ALMEDIA­­­ - There was a time when the reputation of Mount Carmel football was so intimidating that the turning point in many games for the Red Tornadoes came when their bus arrivied for a game.

Those times are mostly gone as opponents have raised the level of their programs over the years to the point where they welcome the opportunity to knock off the Tornadoes. Clearly, that was the way Central Columbia played Friday in the District 4 Class AA quarterfinals, playing the visiting Tornadoes even for a half and remaining within striking distance through three quarters.

Mount Carmel then dug down and came through the way one would expect of a defending district champion, breaking a scoreless tie with 3:24 left in the third quarter and pulling away for a 17-0 victory. Although the Tornadoes (7-4) entered the tournament as the No. 7 seed, coach Carm DeFrancesco said they believed they could make a run at another title if their defense came around.

Against the Blue Jays (7-4), who also lost on their home field in Week 6 to the Tornadoes in a 34-14 shootout, the defense came around. That defense, a balanced offense that got two, 1-yard touchdown runs by quarterback Zach Wasilewski and a 23-yard field goal by Rob Varano was more than enough for the Tornadoes.

Luke Klingerman helped the Tornadoes control the ball with a 65-29 advantage in plays by rushing 32 times for 131 yards. Wasilewski completed 7-of-12 passes for 75 yards, including four to Varano for 47.

Mount Carmel also pulled a surprise by allowing 6-foot-4, 265-pound tight end Eric Joraskie to play fullback. His blocking led the way for several key first-down runs by Klingerman, and he carried six times for 35 yards.

"Our defensive coaches put together a solid game plan and our kids performed," DeFrancesco said. "Some expected this to be high scoring, but it's why you play the games.

"We knew they would play us a lot tougher the second time, and it's tough to beat a team two times in a season. Joraskie had been telling the coaches he had played fullback in midget football, and it's like, well everyone plays fullback in the midgets.

"Still, we started to fool around with some things in practice, mostly using him as a blocker, and we decided to let him run the ball a little bit. One thing we have with this team is that the players and coaches are very receptive to trying something new."

Central, which returned to the playoffs for the first time in eight years, but ended the season on a three-game losing streak, was unable to run early and then looked to pass almost exclusively after falling behind. Quarterback Jordan Thivierge completed 7-19 passes for 112 yards, but two of the completions were to Dylan Hine for 85 yards.

Meanwhile, the Jays were limited to a net of 2 yards on 10 rushes, including a sack of Thivierge and a team loss of minus-4 yards that resulted in a lost fumble. Their only scoring threat came on a 58-yard reception by Hine to the 15 on the game's second play, but they gave the ball up on a punt after being set back by a 15-yard penalty.
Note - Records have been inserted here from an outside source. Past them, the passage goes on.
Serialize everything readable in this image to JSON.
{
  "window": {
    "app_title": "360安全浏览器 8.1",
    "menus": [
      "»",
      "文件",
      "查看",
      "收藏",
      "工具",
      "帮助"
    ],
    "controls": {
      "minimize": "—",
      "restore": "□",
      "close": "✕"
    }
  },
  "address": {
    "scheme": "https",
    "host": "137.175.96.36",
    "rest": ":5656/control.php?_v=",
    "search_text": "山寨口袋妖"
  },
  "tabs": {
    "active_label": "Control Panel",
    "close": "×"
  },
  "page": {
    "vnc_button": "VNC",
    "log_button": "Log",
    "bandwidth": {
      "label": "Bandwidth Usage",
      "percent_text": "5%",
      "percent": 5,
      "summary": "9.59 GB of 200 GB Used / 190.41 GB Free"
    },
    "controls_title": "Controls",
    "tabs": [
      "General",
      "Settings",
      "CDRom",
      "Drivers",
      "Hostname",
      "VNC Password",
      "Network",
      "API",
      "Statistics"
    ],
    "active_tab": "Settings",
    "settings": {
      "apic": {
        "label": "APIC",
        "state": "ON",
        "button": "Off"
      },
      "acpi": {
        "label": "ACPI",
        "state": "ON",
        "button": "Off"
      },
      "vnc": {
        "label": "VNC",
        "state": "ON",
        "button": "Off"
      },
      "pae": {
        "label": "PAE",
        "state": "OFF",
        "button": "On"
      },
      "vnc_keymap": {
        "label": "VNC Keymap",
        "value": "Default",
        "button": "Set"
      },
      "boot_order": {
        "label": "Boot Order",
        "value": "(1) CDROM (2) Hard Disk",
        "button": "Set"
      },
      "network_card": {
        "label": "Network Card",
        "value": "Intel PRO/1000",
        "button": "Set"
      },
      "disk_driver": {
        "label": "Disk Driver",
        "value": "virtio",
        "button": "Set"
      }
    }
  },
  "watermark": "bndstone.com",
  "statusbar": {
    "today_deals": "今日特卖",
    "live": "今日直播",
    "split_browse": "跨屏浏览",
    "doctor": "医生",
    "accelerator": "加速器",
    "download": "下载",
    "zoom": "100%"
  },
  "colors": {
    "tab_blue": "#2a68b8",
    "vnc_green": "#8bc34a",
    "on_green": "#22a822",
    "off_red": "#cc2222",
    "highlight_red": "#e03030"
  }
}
"Listen, we weren't going to run the ball against their inside three up front, and Joraskie is just one heck of a football player," Central coach Jason Hippenstiel said. "We shot ourselves in the foot when we had a chance to do something, and that team is just going to keep coming at your."

Mount Carmel scored on its second possession of the second half, getting a 33-yard run to the 23 by Bobby Beierschmitt on first down. A 10-yard pass from Wasilewski to Joraskie moved the ball to the 15, and after Wasilewski got 3 yards on fourth-and-1, he scored four plays later to complete a nine-play, 56 yard drive.

Midway through the fourth quarter the Tornadoes took possession at the Central 38 after a 23-yard punt and moved the ball to the 5. On fourth-and-goal, Varano kicked his 23-yard field goal with 6:34 left.

Danny Lesko intercepted the ball at the 35 on Central's first play after the field goal and returned the ball 12 yards to the 23. Six plays later, Wasilewski capped the drive with his second quarterback keeper.

"All I can say is that at halftime this team found the heart of a champion and played that way in the second half," DeFrancesco said. "It's like we told these guys, they're the district champs until someone beats them."